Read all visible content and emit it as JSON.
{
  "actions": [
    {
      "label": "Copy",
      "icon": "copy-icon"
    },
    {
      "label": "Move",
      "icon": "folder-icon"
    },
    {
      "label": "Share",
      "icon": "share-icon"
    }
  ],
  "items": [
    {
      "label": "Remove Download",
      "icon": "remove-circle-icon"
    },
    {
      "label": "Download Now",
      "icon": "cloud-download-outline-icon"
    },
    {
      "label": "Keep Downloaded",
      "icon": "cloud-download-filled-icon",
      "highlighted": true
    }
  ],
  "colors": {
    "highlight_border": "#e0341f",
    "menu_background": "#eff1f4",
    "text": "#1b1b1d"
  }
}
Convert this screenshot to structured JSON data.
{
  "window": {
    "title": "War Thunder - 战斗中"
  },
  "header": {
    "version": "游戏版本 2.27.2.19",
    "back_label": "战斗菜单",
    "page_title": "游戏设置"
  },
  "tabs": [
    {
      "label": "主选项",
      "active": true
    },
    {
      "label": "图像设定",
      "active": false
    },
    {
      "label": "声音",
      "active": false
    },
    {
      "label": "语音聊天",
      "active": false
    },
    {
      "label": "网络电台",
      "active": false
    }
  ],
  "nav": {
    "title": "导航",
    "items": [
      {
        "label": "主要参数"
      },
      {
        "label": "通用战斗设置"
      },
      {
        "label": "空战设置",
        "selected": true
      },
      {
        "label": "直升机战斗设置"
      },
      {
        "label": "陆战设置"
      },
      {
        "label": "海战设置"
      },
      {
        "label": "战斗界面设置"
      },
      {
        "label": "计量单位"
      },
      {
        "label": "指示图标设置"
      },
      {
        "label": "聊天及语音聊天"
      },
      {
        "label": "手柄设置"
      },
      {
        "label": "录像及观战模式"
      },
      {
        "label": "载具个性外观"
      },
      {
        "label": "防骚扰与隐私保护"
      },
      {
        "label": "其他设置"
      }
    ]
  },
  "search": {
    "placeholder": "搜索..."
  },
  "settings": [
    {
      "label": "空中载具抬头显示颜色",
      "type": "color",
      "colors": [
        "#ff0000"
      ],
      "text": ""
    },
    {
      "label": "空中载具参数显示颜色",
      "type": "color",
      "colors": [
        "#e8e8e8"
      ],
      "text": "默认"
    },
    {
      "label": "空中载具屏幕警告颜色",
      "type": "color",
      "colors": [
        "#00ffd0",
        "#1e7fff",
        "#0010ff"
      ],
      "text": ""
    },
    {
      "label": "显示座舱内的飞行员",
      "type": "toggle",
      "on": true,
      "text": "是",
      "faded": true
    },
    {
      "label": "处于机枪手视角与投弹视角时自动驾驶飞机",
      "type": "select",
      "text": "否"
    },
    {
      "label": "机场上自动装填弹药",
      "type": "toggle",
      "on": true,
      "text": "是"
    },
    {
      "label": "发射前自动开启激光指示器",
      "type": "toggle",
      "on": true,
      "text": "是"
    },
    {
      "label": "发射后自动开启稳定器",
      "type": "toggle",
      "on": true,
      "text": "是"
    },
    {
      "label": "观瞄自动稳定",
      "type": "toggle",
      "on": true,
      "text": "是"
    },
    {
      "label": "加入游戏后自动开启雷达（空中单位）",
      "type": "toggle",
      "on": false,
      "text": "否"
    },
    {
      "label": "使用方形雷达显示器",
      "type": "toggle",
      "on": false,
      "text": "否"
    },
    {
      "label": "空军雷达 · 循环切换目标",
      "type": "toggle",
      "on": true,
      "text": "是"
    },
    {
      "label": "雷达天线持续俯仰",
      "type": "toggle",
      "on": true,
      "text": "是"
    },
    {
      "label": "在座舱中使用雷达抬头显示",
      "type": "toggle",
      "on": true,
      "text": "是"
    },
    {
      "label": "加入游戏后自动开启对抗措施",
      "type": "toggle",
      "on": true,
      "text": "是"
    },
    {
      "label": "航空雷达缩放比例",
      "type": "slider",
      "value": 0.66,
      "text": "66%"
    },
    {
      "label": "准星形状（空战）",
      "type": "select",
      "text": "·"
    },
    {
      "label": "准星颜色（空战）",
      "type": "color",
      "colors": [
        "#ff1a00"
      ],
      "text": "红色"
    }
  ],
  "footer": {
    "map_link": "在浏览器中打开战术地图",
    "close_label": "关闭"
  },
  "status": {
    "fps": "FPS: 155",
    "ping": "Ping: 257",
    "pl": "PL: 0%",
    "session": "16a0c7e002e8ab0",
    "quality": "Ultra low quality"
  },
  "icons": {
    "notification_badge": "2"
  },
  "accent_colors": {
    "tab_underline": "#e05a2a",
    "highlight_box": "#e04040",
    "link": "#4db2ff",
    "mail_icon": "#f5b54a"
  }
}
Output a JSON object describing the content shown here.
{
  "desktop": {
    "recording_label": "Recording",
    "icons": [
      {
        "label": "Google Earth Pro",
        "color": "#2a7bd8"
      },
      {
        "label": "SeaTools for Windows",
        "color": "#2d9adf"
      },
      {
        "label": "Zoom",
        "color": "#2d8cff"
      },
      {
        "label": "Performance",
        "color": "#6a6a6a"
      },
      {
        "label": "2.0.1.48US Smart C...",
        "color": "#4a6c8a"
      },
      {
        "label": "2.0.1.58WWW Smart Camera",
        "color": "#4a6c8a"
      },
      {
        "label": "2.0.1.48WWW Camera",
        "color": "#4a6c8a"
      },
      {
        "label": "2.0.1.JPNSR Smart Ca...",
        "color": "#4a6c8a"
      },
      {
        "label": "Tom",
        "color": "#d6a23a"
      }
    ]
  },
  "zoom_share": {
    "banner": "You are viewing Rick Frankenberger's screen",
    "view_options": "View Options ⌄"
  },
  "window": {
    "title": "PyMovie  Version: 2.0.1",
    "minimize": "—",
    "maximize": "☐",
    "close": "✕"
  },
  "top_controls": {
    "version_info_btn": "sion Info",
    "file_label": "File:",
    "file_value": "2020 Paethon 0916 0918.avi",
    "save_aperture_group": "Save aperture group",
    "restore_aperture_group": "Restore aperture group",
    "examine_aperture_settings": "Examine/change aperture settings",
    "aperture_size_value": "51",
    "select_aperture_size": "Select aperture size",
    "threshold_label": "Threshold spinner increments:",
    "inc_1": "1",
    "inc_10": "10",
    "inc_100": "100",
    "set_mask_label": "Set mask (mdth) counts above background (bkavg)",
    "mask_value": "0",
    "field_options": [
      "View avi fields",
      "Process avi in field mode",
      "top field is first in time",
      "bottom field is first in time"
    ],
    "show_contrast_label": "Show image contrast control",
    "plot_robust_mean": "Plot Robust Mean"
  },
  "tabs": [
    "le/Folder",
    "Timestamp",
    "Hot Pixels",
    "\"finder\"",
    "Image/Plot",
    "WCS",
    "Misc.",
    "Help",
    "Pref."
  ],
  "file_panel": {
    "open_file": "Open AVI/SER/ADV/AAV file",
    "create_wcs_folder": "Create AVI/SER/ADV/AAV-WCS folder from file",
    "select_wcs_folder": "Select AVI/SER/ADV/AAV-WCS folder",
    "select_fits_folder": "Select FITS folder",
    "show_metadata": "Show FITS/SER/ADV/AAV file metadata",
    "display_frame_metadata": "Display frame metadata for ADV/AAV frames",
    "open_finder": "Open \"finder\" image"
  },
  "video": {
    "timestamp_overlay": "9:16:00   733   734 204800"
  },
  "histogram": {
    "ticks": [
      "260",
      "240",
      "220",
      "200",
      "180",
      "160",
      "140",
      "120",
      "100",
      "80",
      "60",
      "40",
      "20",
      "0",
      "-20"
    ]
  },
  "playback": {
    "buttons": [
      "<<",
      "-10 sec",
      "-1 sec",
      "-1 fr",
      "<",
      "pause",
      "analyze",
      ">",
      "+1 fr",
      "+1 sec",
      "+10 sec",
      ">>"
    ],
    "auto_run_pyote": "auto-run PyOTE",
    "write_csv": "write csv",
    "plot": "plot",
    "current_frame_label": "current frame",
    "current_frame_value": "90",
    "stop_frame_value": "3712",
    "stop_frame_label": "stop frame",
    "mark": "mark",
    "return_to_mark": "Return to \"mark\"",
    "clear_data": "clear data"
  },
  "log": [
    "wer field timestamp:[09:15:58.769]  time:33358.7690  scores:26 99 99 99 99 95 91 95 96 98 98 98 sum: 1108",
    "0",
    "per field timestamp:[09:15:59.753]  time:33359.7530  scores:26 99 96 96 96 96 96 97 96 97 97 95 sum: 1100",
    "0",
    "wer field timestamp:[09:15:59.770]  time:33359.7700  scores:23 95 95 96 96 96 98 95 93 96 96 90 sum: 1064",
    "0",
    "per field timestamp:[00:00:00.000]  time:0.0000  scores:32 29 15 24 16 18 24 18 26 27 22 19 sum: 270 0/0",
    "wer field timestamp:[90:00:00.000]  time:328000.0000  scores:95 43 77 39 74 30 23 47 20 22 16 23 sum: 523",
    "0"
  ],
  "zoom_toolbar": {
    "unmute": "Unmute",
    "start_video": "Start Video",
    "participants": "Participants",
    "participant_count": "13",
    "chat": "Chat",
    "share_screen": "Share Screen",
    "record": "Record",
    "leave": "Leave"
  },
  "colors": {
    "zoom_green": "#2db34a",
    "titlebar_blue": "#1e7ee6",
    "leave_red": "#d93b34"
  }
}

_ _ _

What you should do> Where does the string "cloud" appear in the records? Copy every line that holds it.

Answer to this exercise>
      "icon": "cloud-download-outline-icon"
      "icon": "cloud-download-filled-icon",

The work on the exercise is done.